Sleep is a necessity that recognizes no other priorities and those who are nocturnal do not get much far in this life. A good night’s sleep is a combination of numerous factors, such as a healthy diet, lack of stress, a good bed and a nice, dark and comfortable room environment. For those seeking the best mattress brand, the market offers many solutions but there are also some issues related to sleep that are either unknown by many or ignored by them. Unfortunately, modern life has a tendency to conceal and bury certain issues regarding human health and the connections between healthy sleeping and well being is one of them. Fortunately however, a recent wave of interest has spawned in the public as well as the media regarding the issue, which makes it possible for anyone seeking to enjoy a good night’s sleep to find reliable sources and obtain crucial information.
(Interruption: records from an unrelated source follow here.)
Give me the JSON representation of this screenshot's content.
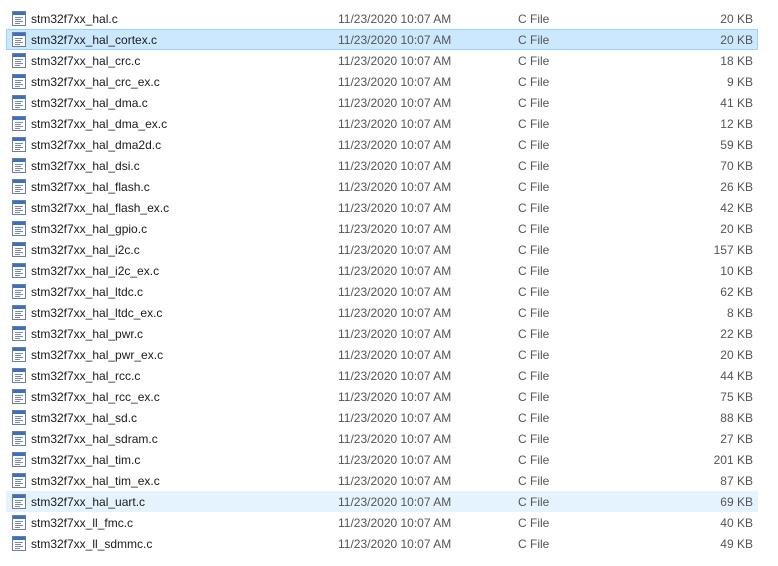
{
  "files": [
    {
      "name": "stm32f7xx_hal.c",
      "date": "11/23/2020 10:07 AM",
      "type": "C File",
      "size": "20 KB",
      "state": ""
    },
    {
      "name": "stm32f7xx_hal_cortex.c",
      "date": "11/23/2020 10:07 AM",
      "type": "C File",
      "size": "20 KB",
      "state": "selected"
    },
    {
      "name": "stm32f7xx_hal_crc.c",
      "date": "11/23/2020 10:07 AM",
      "type": "C File",
      "size": "18 KB",
      "state": ""
    },
    {
      "name": "stm32f7xx_hal_crc_ex.c",
      "date": "11/23/2020 10:07 AM",
      "type": "C File",
      "size": "9 KB",
      "state": ""
    },
    {
      "name": "stm32f7xx_hal_dma.c",
      "date": "11/23/2020 10:07 AM",
      "type": "C File",
      "size": "41 KB",
      "state": ""
    },
    {
      "name": "stm32f7xx_hal_dma_ex.c",
      "date": "11/23/2020 10:07 AM",
      "type": "C File",
      "size": "12 KB",
      "state": ""
    },
    {
      "name": "stm32f7xx_hal_dma2d.c",
      "date": "11/23/2020 10:07 AM",
      "type": "C File",
      "size": "59 KB",
      "state": ""
    },
    {
      "name": "stm32f7xx_hal_dsi.c",
      "date": "11/23/2020 10:07 AM",
      "type": "C File",
      "size": "70 KB",
      "state": ""
    },
    {
      "name": "stm32f7xx_hal_flash.c",
      "date": "11/23/2020 10:07 AM",
      "type": "C File",
      "size": "26 KB",
      "state": ""
    },
    {
      "name": "stm32f7xx_hal_flash_ex.c",
      "date": "11/23/2020 10:07 AM",
      "type": "C File",
      "size": "42 KB",
      "state": ""
    },
    {
      "name": "stm32f7xx_hal_gpio.c",
      "date": "11/23/2020 10:07 AM",
      "type": "C File",
      "size": "20 KB",
      "state": ""
    },
    {
      "name": "stm32f7xx_hal_i2c.c",
      "date": "11/23/2020 10:07 AM",
      "type": "C File",
      "size": "157 KB",
      "state": ""
    },
    {
      "name": "stm32f7xx_hal_i2c_ex.c",
      "date": "11/23/2020 10:07 AM",
      "type": "C File",
      "size": "10 KB",
      "state": ""
    },
    {
      "name": "stm32f7xx_hal_ltdc.c",
      "date": "11/23/2020 10:07 AM",
      "type": "C File",
      "size": "62 KB",
      "state": ""
    },
    {
      "name": "stm32f7xx_hal_ltdc_ex.c",
      "date": "11/23/2020 10:07 AM",
      "type": "C File",
      "size": "8 KB",
      "state": ""
    },
    {
      "name": "stm32f7xx_hal_pwr.c",
      "date": "11/23/2020 10:07 AM",
      "type": "C File",
      "size": "22 KB",
      "state": ""
    },
    {
      "name": "stm32f7xx_hal_pwr_ex.c",
      "date": "11/23/2020 10:07 AM",
      "type": "C File",
      "size": "20 KB",
      "state": ""
    },
    {
      "name": "stm32f7xx_hal_rcc.c",
      "date": "11/23/2020 10:07 AM",
      "type": "C File",
      "size": "44 KB",
      "state": ""
    },
    {
      "name": "stm32f7xx_hal_rcc_ex.c",
      "date": "11/23/2020 10:07 AM",
      "type": "C File",
      "size": "75 KB",
      "state": ""
    },
    {
      "name": "stm32f7xx_hal_sd.c",
      "date": "11/23/2020 10:07 AM",
      "type": "C File",
      "size": "88 KB",
      "state": ""
    },
    {
      "name": "stm32f7xx_hal_sdram.c",
      "date": "11/23/2020 10:07 AM",
      "type": "C File",
      "size": "27 KB",
      "state": ""
    },
    {
      "name": "stm32f7xx_hal_tim.c",
      "date": "11/23/2020 10:07 AM",
      "type": "C File",
      "size": "201 KB",
      "state": ""
    },
    {
      "name": "stm32f7xx_hal_tim_ex.c",
      "date": "11/23/2020 10:07 AM",
      "type": "C File",
      "size": "87 KB",
      "state": ""
    },
    {
      "name": "stm32f7xx_hal_uart.c",
      "date": "11/23/2020 10:07 AM",
      "type": "C File",
      "size": "69 KB",
      "state": "hover"
    },
    {
      "name": "stm32f7xx_ll_fmc.c",
      "date": "11/23/2020 10:07 AM",
      "type": "C File",
      "size": "40 KB",
      "state": ""
    },
    {
      "name": "stm32f7xx_ll_sdmmc.c",
      "date": "11/23/2020 10:07 AM",
      "type": "C File",
      "size": "49 KB",
      "state": ""
    }
  ],
  "icon": "c-source-file-icon",
  "colors": {
    "selected_bg": "#cce8ff",
    "selected_border": "#99d1ff",
    "hover_bg": "#e5f3ff"
  }
}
Focus is an important part of everyone’s life as it makes it possible for people to achieve their desired goals with ease. Apparently, sleep quality and attention are directly related as a new study carried out at the Queensland Brain Institute in Australia found out, revealing that people can only pay attention during the day if they have managed to shut off their attention mechanisms at night. The main connection is that paying attention requires an adequate amount of sleep, while paying attention to tasks such as learning and performing determines the amount of sleep a person gets. The study was conducted on two sets of animals, namely those with simple nervous systems and complex ones to understand the functions of sleep in their biological mechanisms. Animals with simple systems such as sheep used sleep to physically grow or respond to environmental stress, while those with complex systems such as mammals used sleep to support cognitive functions. In both groups, it was discovered that higher demand for attention correlated with increased demand for intense sleep, with both states of being commonly being used to suppress external distractions, clearly showing how healthy sleeping helped the animals focused more easily.
Naturally, there exists a connection between sleep and work performance as well, with people being divided into two categories in their working routines, namely ‘larks’ and ‘owls’. When these two types of people work outside their natural rhythms, they have higher chances of displaying “unethical and deviant” behavior. Although the first group “peak[s] in energy and mood in the mornings” and the second group “perform[s] best later in the day”, common types of behavior associated with certain time-periods during the day also exist. Research revealed that mid-morning hours are the most suitable for logical reasoning, early afternoon hours help develop problem-solving skills and afternoon hours produce relaxation as well as lower level energies on workers. Larks and owls experience these common changes in behavior at different times during the day, which leads to significant conflicts between managers and workers in the case that they belong to different types. Lack of sleep also alters worker behavior adversely as sleep deprived individuals tend bully other employees, be mean or falsify receipts, with larks resorting to such behavior in the morning and owls doing so in the evening.
‘Technoference’ refers to the interruptions and related problems associated with mobile phone use by people and according to a study conducted at Queensland University of Technology (QUT), “almost half of young people aged between 18 to 24 [feel] less productive and more tired because of their mobile phones.” The study’s findings include that 24% of women and 15% of men fall into the category of ‘problematic mobile phone users’, while 41% of young people of ages 18 to 24 and 23.5% of young adults of ages between 25 to 29 currently suffer ‘technoference’. The study was conducted through a survey filled out by 709 mobile phone users across the UK of ages between 18 and 83, consisting of questions related to the participants’ assessment of the connections between their sleep quality, productivity, safe driving and episodes of physical pain and their mobile phone use. 20% of all the male and female participants responded that they lost sleep due to overuse of their smart and mobile phones with, the numbers having increased by 17.2% for women and by 8.6% for men compared to the results of the same study conducted in 2005.